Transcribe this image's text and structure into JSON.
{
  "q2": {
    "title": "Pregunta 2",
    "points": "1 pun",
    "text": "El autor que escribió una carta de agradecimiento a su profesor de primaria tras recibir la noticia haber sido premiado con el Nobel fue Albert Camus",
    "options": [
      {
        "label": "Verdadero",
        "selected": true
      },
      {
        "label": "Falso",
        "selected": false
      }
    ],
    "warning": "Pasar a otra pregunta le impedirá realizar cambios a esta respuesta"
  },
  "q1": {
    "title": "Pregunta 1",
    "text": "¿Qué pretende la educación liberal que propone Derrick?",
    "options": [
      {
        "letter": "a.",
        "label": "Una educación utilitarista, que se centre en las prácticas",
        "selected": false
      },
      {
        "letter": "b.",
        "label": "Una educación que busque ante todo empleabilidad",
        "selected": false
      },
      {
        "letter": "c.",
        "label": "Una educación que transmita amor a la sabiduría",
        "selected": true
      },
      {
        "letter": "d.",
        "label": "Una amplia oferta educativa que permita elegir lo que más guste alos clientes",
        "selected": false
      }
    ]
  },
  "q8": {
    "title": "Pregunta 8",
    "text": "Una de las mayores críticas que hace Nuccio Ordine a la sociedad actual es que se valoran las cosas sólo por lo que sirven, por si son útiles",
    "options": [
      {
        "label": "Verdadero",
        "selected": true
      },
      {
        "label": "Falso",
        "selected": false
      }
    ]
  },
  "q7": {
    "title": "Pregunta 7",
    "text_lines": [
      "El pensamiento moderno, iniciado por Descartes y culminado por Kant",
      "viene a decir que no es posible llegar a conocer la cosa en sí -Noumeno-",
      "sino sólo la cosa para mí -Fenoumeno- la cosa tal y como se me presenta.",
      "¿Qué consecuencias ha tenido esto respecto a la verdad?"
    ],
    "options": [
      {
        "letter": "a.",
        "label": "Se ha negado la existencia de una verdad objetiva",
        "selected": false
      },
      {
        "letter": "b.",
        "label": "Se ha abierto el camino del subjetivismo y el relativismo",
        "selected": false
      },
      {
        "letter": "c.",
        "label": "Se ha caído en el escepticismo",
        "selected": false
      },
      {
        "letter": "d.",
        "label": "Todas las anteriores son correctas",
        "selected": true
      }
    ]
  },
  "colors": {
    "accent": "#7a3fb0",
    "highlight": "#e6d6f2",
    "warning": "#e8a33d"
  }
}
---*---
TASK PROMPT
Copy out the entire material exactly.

ANSWER SECTION
Transcribe this image's text and structure into JSON.
{
  "q2": {
    "title": "Pregunta 2",
    "points": "1 pun",
    "text": "El autor que escribió una carta de agradecimiento a su profesor de primaria tras recibir la noticia haber sido premiado con el Nobel fue Albert Camus",
    "options": [
      {
        "label": "Verdadero",
        "selected": true
      },
      {
        "label": "Falso",
        "selected": false
      }
    ],
    "warning": "Pasar a otra pregunta le impedirá realizar cambios a esta respuesta"
  },
  "q1": {
    "title": "Pregunta 1",
    "text": "¿Qué pretende la educación liberal que propone Derrick?",
    "options": [
      {
        "letter": "a.",
        "label": "Una educación utilitarista, que se centre en las prácticas",
        "selected": false
      },
      {
        "letter": "b.",
        "label": "Una educación que busque ante todo empleabilidad",
        "selected": false
      },
      {
        "letter": "c.",
        "label": "Una educación que transmita amor a la sabiduría",
        "selected": true
      },
      {
        "letter": "d.",
        "label": "Una amplia oferta educativa que permita elegir lo que más guste alos clientes",
        "selected": false
      }
    ]
  },
  "q8": {
    "title": "Pregunta 8",
    "text": "Una de las mayores críticas que hace Nuccio Ordine a la sociedad actual es que se valoran las cosas sólo por lo que sirven, por si son útiles",
    "options": [
      {
        "label": "Verdadero",
        "selected": true
      },
      {
        "label": "Falso",
        "selected": false
      }
    ]
  },
  "q7": {
    "title": "Pregunta 7",
    "text_lines": [
      "El pensamiento moderno, iniciado por Descartes y culminado por Kant",
      "viene a decir que no es posible llegar a conocer la cosa en sí -Noumeno-",
      "sino sólo la cosa para mí -Fenoumeno- la cosa tal y como se me presenta.",
      "¿Qué consecuencias ha tenido esto respecto a la verdad?"
    ],
    "options": [
      {
        "letter": "a.",
        "label": "Se ha negado la existencia de una verdad objetiva",
        "selected": false
      },
      {
        "letter": "b.",
        "label": "Se ha abierto el camino del subjetivismo y el relativismo",
        "selected": false
      },
      {
        "letter": "c.",
        "label": "Se ha caído en el escepticismo",
        "selected": false
      },
      {
        "letter": "d.",
        "label": "Todas las anteriores son correctas",
        "selected": true
      }
    ]
  },
  "colors": {
    "accent": "#7a3fb0",
    "highlight": "#e6d6f2",
    "warning": "#e8a33d"
  }
}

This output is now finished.